Amid the lingerie ads and illuminated stock quotes, Times Square now also boasts images of Edward Hopper's "Nighthawks" and Andy Warhol's "Campbell’s Soup Can (Tomato)."
They are part of Art Everywhere US, a project that will present 58 works of American art in 50,000 displays across the United States this month. They are appearing on billboards as well as posters on subway platforms and bus shelters.
The idea came from British impresario Richard Reed, co-founder of the Innocent Drinks beverage company, who launched the project in the United Kingdom last year. He said it all started when he stumbled onto an art piece on the wall of a bleak street in London, and he thought it looked much more compelling than an ad.
“I used to work in advertising, I love advertising, but posters don't have to be there just to convey commercial messages,” he said. “They are a way for us as a nation to have a conversation with ourselves and to transmit thoughts and feelings and information and I thought maybe we can use it to show the country's art.”
Art Everywhere US was organized by the Outdoor Advertising Association of America, in collaboration with five American museums: the Whitney Museum of American Art, the Art Institute of Chicago, the Dallas Museum of Art, the Los Angeles County Museum of Art and the National Gallery of Art in Washington.
The billboard space was all donated, but the estimated cost of the project is $100 million.
The 58 images were drawn from the collections of the five participating museums, after an online vote by the general public.
Maxwell Anderson, director of the Dallas Museum of Art, said he hopes the initiative will increase museum attendance, but he did not have a percentage in mind.
“I don’t think we got down to that science,” he said. “The conversations people will be having across the country will, we hope, prompt the desire to go visit a museum.”
On a visit to Times Square Monday, a tourist from Portugal, Isabel Moura, was pleased to see artworks.
“I just recognized Edward Hopper, because that is one of my favorite paintings,” she said. Then, pointing to another image, she added, “And I am interested also in knowing who is the couple that appeared in that billboard over there.”

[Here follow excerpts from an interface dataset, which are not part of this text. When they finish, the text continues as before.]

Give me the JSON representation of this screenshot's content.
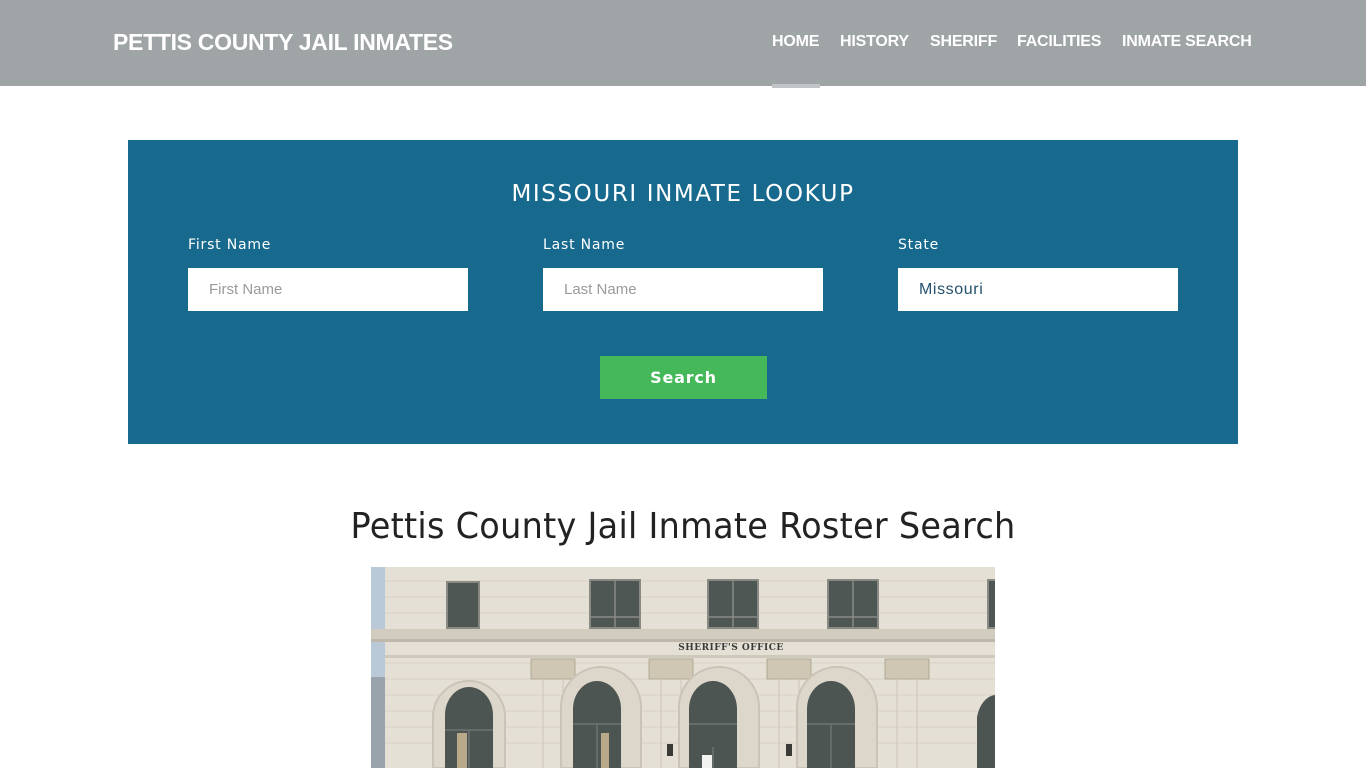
{
  "header": {
    "brand": "PETTIS COUNTY JAIL INMATES",
    "nav": [
      {
        "label": "HOME",
        "active": true
      },
      {
        "label": "HISTORY",
        "active": false
      },
      {
        "label": "SHERIFF",
        "active": false
      },
      {
        "label": "FACILITIES",
        "active": false
      },
      {
        "label": "INMATE SEARCH",
        "active": false
      }
    ],
    "colors": {
      "background": "#9fa4a7",
      "text": "#ffffff",
      "active_underline": "#c2c5c7"
    }
  },
  "lookup": {
    "title": "MISSOURI INMATE LOOKUP",
    "fields": {
      "first_name": {
        "label": "First Name",
        "placeholder": "First Name",
        "value": ""
      },
      "last_name": {
        "label": "Last Name",
        "placeholder": "Last Name",
        "value": ""
      },
      "state": {
        "label": "State",
        "value": "Missouri"
      }
    },
    "search_button": "Search",
    "colors": {
      "panel": "#176a8e",
      "button": "#45b85a"
    }
  },
  "main": {
    "heading": "Pettis County Jail Inmate Roster Search",
    "image": {
      "alt": "Pettis County Sheriff's Office building facade",
      "sign_text": "SHERIFF'S OFFICE"
    }
  }
}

That couple — of a stern-faced farmer holding a pitchfork standing next to his wife —is the one made famous by Grant Wood's "American Gothic."